While particular embodiments of the present invention have been shown and described, it is apparent that changes and modifications may be made without departing from this invention in its broader aspects, and therefore, the aim in the appended claims is to cover all such changes and modifications as fall within the true spirit and scope of this invention.

What is claimed is:

1. Apparatus for shearing ice floes floating in a body of water and encroaching a marine structure comprising: a cutting member rotatably mounted on the marine structure, said cutting member having upper and lower cutting edges facing each other which are substantially equal in length and converge at a point near the ice level.

2. The apparatus of claim 1 wherein the cutting member has upper and lower wedge shaped portions having concave sides and wherein the upper cutting edge is formed on the upper wedge shaped portion and the lower cutting edge is formed on the lower wedge shaped portion.

3. The apparatus of claim 1 wherein the portion of the cutting member having the upper and lower cutting edges is shaped in the form of a pair of plow members, one of which is inverted and positioned above the other plow member in such a manner that the end of the cutting edges facing the ice floe are vertically spaced.

4. The apparatus of claim 1 wherein a vertical section of the cutting member taken at the intersection of the upper and lower cutting edges describes two isosceles triangles.

5. The apparatus of claim 1 including nozzle means for directing a liquid at high pressure against the ice so as to cut the ice at a point prior to the ice reaching the cutting member.

6. The apparatus of claim 1 including means responsive to elements directing the movement of ice for orienting the cutting member relative to direction of movement of the ice.

7. The apparatus of claim 1 including a sleeve member for mounting the cutting member and including a counterweight attached to the sleeve member opposite the cutting member.

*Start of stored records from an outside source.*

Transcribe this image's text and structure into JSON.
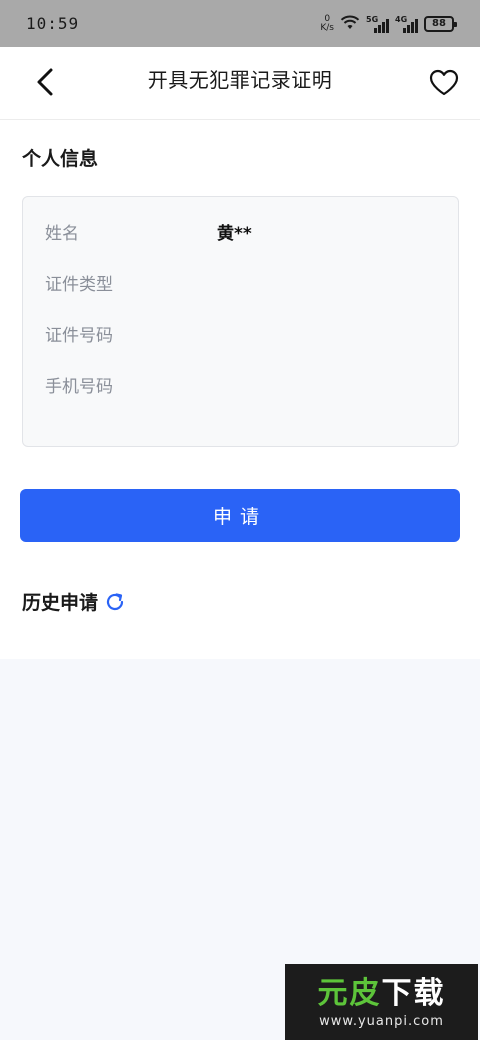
{
  "status_bar": {
    "time": "10:59",
    "net_speed_value": "0",
    "net_speed_unit": "K/s",
    "signal_5g_label": "5G",
    "signal_4g_label": "4G",
    "battery": "88"
  },
  "header": {
    "title": "开具无犯罪记录证明",
    "back_icon": "chevron-left-icon",
    "favorite_icon": "heart-outline-icon"
  },
  "personal_info": {
    "title": "个人信息",
    "rows": [
      {
        "label": "姓名",
        "value": "黄**"
      },
      {
        "label": "证件类型",
        "value": ""
      },
      {
        "label": "证件号码",
        "value": ""
      },
      {
        "label": "手机号码",
        "value": ""
      }
    ]
  },
  "apply_button_label": "申请",
  "history": {
    "title": "历史申请",
    "refresh_icon": "refresh-icon"
  },
  "watermark": {
    "brand_part1": "元皮",
    "brand_part2": "下载",
    "url": "www.yuanpi.com"
  },
  "colors": {
    "primary": "#2a63f6",
    "card_bg": "#f8f9fa",
    "label_gray": "#8a8f99",
    "status_bar_bg": "#a9a9a9",
    "page_bottom_bg": "#f6f8fc"
  }
}
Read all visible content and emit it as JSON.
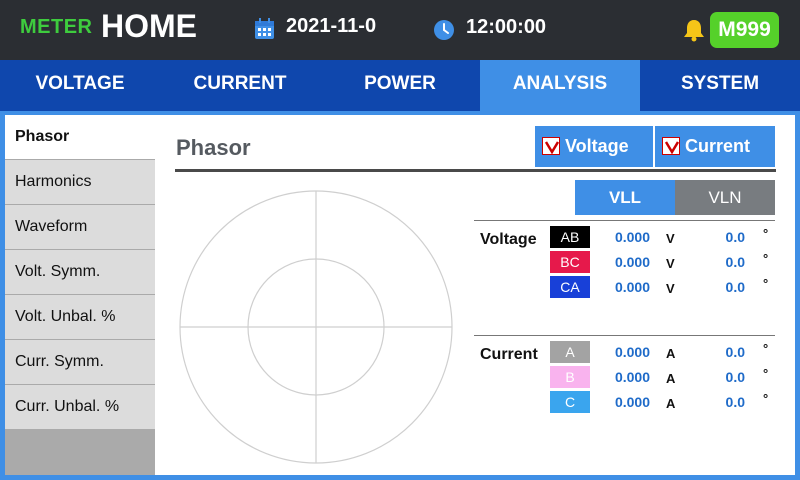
{
  "header": {
    "brand": "METER",
    "title": "HOME",
    "date": "2021-11-0",
    "time": "12:00:00",
    "badge": "M999"
  },
  "tabs": [
    {
      "label": "VOLTAGE",
      "active": false
    },
    {
      "label": "CURRENT",
      "active": false
    },
    {
      "label": "POWER",
      "active": false
    },
    {
      "label": "ANALYSIS",
      "active": true
    },
    {
      "label": "SYSTEM",
      "active": false
    }
  ],
  "sidebar": {
    "items": [
      {
        "label": "Phasor",
        "active": true
      },
      {
        "label": "Harmonics",
        "active": false
      },
      {
        "label": "Waveform",
        "active": false
      },
      {
        "label": "Volt. Symm.",
        "active": false
      },
      {
        "label": "Volt. Unbal. %",
        "active": false
      },
      {
        "label": "Curr. Symm.",
        "active": false
      },
      {
        "label": "Curr. Unbal. %",
        "active": false
      }
    ]
  },
  "panel": {
    "title": "Phasor",
    "toggles": [
      {
        "label": "Voltage",
        "checked": true
      },
      {
        "label": "Current",
        "checked": true
      }
    ],
    "modes": {
      "selected": "VLL",
      "options": [
        "VLL",
        "VLN"
      ]
    }
  },
  "voltage": {
    "label": "Voltage",
    "unit": "V",
    "deg": "°",
    "rows": [
      {
        "phase": "AB",
        "value": "0.000",
        "angle": "0.0",
        "color": "#000000",
        "text_color": "#ffffff"
      },
      {
        "phase": "BC",
        "value": "0.000",
        "angle": "0.0",
        "color": "#e6194b",
        "text_color": "#ffffff"
      },
      {
        "phase": "CA",
        "value": "0.000",
        "angle": "0.0",
        "color": "#1840d8",
        "text_color": "#ffffff"
      }
    ]
  },
  "current": {
    "label": "Current",
    "unit": "A",
    "deg": "°",
    "rows": [
      {
        "phase": "A",
        "value": "0.000",
        "angle": "0.0",
        "color": "#a3a3a3",
        "text_color": "#ffffff"
      },
      {
        "phase": "B",
        "value": "0.000",
        "angle": "0.0",
        "color": "#f9b3ee",
        "text_color": "#ffffff"
      },
      {
        "phase": "C",
        "value": "0.000",
        "angle": "0.0",
        "color": "#3aa5ee",
        "text_color": "#ffffff"
      }
    ]
  },
  "colors": {
    "topbar": "#2b2e33",
    "brand": "#3ecc3e",
    "tabbar": "#0f47ad",
    "accent": "#3f8fe6",
    "badge": "#55d12a",
    "value": "#1f6bc9"
  }
}
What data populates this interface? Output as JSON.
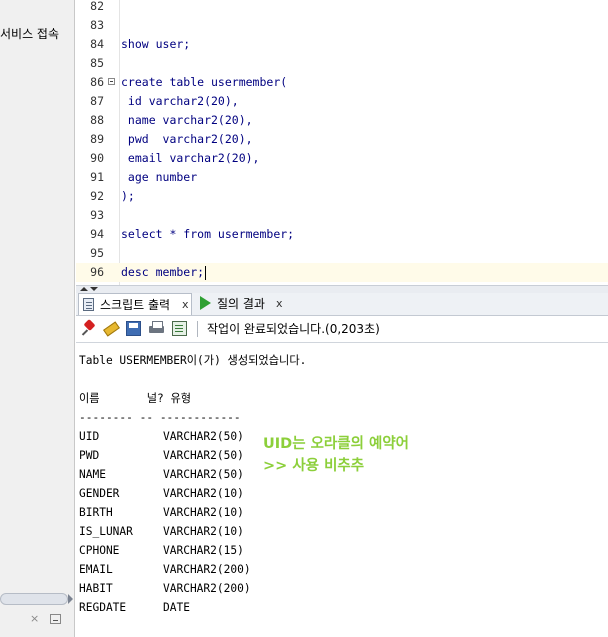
{
  "connections_panel": {
    "label": "서비스 접속"
  },
  "editor": {
    "lines": [
      {
        "num": "82",
        "text": ""
      },
      {
        "num": "83",
        "text": ""
      },
      {
        "num": "84",
        "text": "show user;"
      },
      {
        "num": "85",
        "text": ""
      },
      {
        "num": "86",
        "text": "create table usermember("
      },
      {
        "num": "87",
        "text": " id varchar2(20),"
      },
      {
        "num": "88",
        "text": " name varchar2(20),"
      },
      {
        "num": "89",
        "text": " pwd  varchar2(20),"
      },
      {
        "num": "90",
        "text": " email varchar2(20),"
      },
      {
        "num": "91",
        "text": " age number"
      },
      {
        "num": "92",
        "text": ");"
      },
      {
        "num": "93",
        "text": ""
      },
      {
        "num": "94",
        "text": "select * from usermember;"
      },
      {
        "num": "95",
        "text": ""
      },
      {
        "num": "96",
        "text": "desc member;"
      }
    ],
    "text_color": "#000080",
    "active_line_color": "#fffbe9"
  },
  "tabs": [
    {
      "label": "스크립트 출력",
      "close": "x",
      "icon": "script-output-icon"
    },
    {
      "label": "질의 결과",
      "close": "x",
      "icon": "run-query-icon"
    }
  ],
  "toolbar": {
    "icons": [
      "pin-icon",
      "eraser-icon",
      "save-icon",
      "print-icon",
      "script-icon"
    ],
    "status": "작업이 완료되었습니다.(0,203초)"
  },
  "output": {
    "created_message": "Table USERMEMBER이(가) 생성되었습니다.",
    "header": "이름       널? 유형",
    "separator": "-------- -- ------------",
    "rows": [
      {
        "name": "UID",
        "type": "VARCHAR2(50)"
      },
      {
        "name": "PWD",
        "type": "VARCHAR2(50)"
      },
      {
        "name": "NAME",
        "type": "VARCHAR2(50)"
      },
      {
        "name": "GENDER",
        "type": "VARCHAR2(10)"
      },
      {
        "name": "BIRTH",
        "type": "VARCHAR2(10)"
      },
      {
        "name": "IS_LUNAR",
        "type": "VARCHAR2(10)"
      },
      {
        "name": "CPHONE",
        "type": "VARCHAR2(15)"
      },
      {
        "name": "EMAIL",
        "type": "VARCHAR2(200)"
      },
      {
        "name": "HABIT",
        "type": "VARCHAR2(200)"
      },
      {
        "name": "REGDATE",
        "type": "DATE"
      }
    ],
    "annotation_line1": "UID는 오라클의 예약어",
    "annotation_line2": ">> 사용 비추추",
    "annotation_color": "#8ccf3a"
  },
  "left_bottom": {
    "close": "×"
  }
}
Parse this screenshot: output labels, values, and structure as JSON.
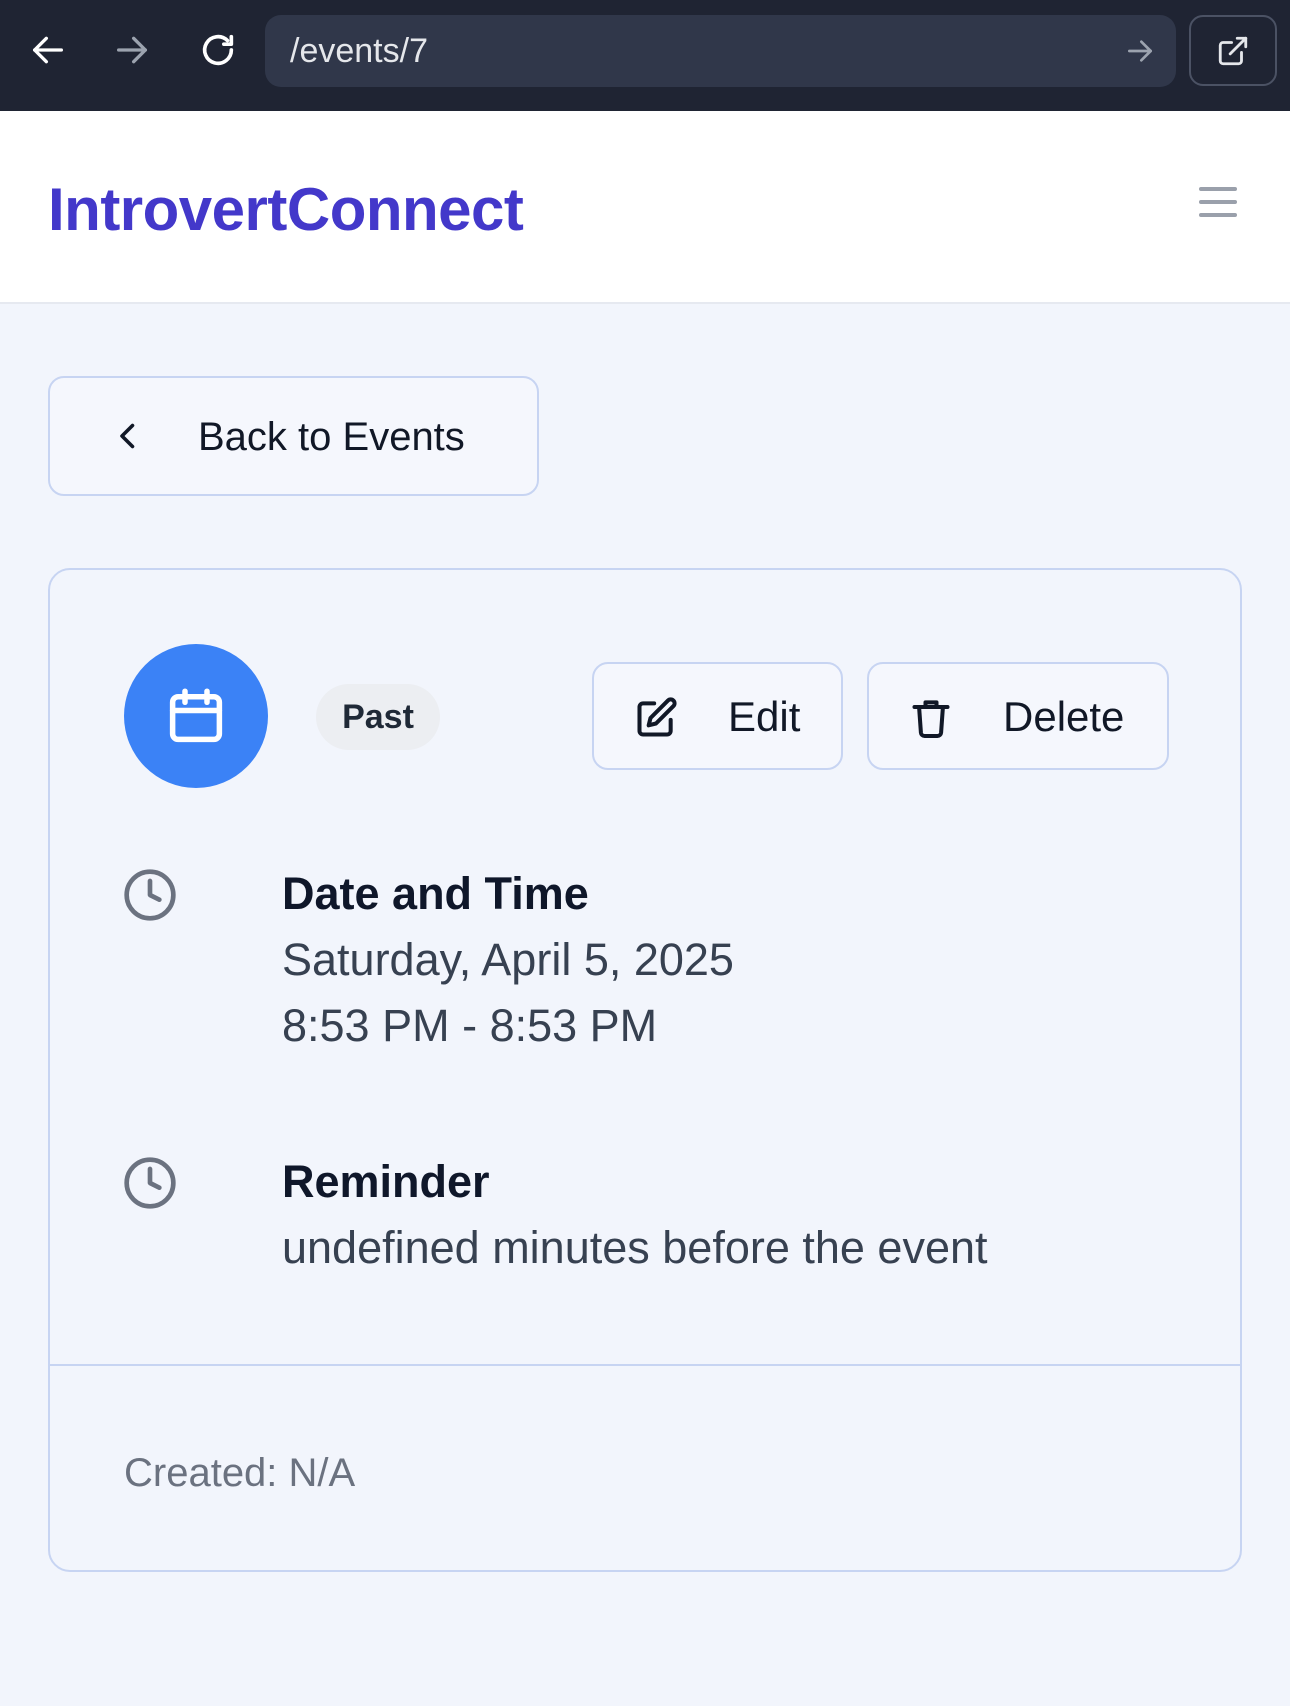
{
  "browser": {
    "url": "/events/7"
  },
  "header": {
    "logo": "IntrovertConnect"
  },
  "back_button": {
    "label": "Back to Events"
  },
  "event": {
    "status": "Past",
    "actions": {
      "edit_label": "Edit",
      "delete_label": "Delete"
    },
    "datetime": {
      "title": "Date and Time",
      "date": "Saturday, April 5, 2025",
      "time_range": "8:53 PM - 8:53 PM"
    },
    "reminder": {
      "title": "Reminder",
      "text": "undefined minutes before the event"
    },
    "created": "Created: N/A"
  },
  "icons": {
    "back": "arrow-left-icon",
    "forward": "arrow-right-icon",
    "reload": "reload-icon",
    "go": "arrow-right-icon",
    "external": "external-link-icon",
    "menu": "hamburger-menu-icon",
    "chevron": "chevron-left-icon",
    "calendar": "calendar-icon",
    "edit": "pencil-square-icon",
    "delete": "trash-icon",
    "clock": "clock-icon"
  },
  "colors": {
    "brand": "#4338ca",
    "accent": "#3b82f6",
    "page_background": "#f2f5fc",
    "browser_chrome": "#1f2433"
  }
}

8. The apparatus of claim 7 wherein the counterweight is shaped to provide a cove-like area for docking vessels servicing the marine structure to protect said vessels against the ice floes being diverted around the marine structure.

9. The apparatus of claim 7 wherein the counterweight is shaped similar to a vane member to align the cutting member with the direction of movement of the water.

10. The apparatus of claim 2 wherein the wedge shaped cutting member is titled so that the concave sides thereof divert one portion of the ice floe above the normal level of the ice floe and another portion is diverted below the normal level of the ice floe to minimize the amount of crushing of the ice floe as the ice floe by-passes the marine structure.

I i i 4 t

Patent Citations
Cited PatentFiling datePublication dateApplicantTitle
US151774 *Jun 9, 1874 Improvement in ice-plows and ram attachments for vessels
US3405527 *Jan 25, 1965Oct 15, 1968Pan American Petroleum CorpProtecting marine structures from floating objects
US3521591 *Aug 6, 1968Jul 21, 1970Alexbow CanadaNautical ice-breaking structures
Referenced by
Citing PatentFiling datePublication dateApplicantTitle
US3759046 *Mar 23, 1972Sep 18, 1973Global Marine IncMovement of marine structures in saline ice
US3807179 *Oct 2, 1972Apr 30, 1974Gulf Oil CorpDeicing systems
US3872814 *Sep 24, 1973Mar 25, 1975Global Marine IncTwin-hull ship for drilling in ice-covered waters
US4005666 *Jun 23, 1975Feb 1, 1977Sea-Log CorporationFluid vacuum release for ice cutting systems
US4077225 *Feb 28, 1977Mar 7, 1978Sun Oil Company LimitedApparatus for ice disaggregation
US4083317 *Feb 11, 1977Apr 11, 1978John E. HolderMethod and apparatus for breaking ice with water
US4422804 *Dec 10, 1981Dec 27, 1983Mobil Oil CorporationGravity base of offshore production platform with ice-pentrating peripheral nose sections
US4662790 *Jun 24, 1985May 5, 1987Morrison-Knudsen Company, Inc.Arrestor for large drifting objects
US8568063Feb 2, 2010Oct 29, 2013Exxonmobil Upstream Research CompanyMooring system for floating arctic vessel
US20100329796 *May 11, 2010Dec 30, 2010American Global Maritime, Inc.Drilling rig ice protector apparatus and methods
Classifications
U.S. Classification405/211, 114/41, 299/24
International ClassificationE02B17/00
Cooperative ClassificationE02B17/0021
European ClassificationE02B17/00D1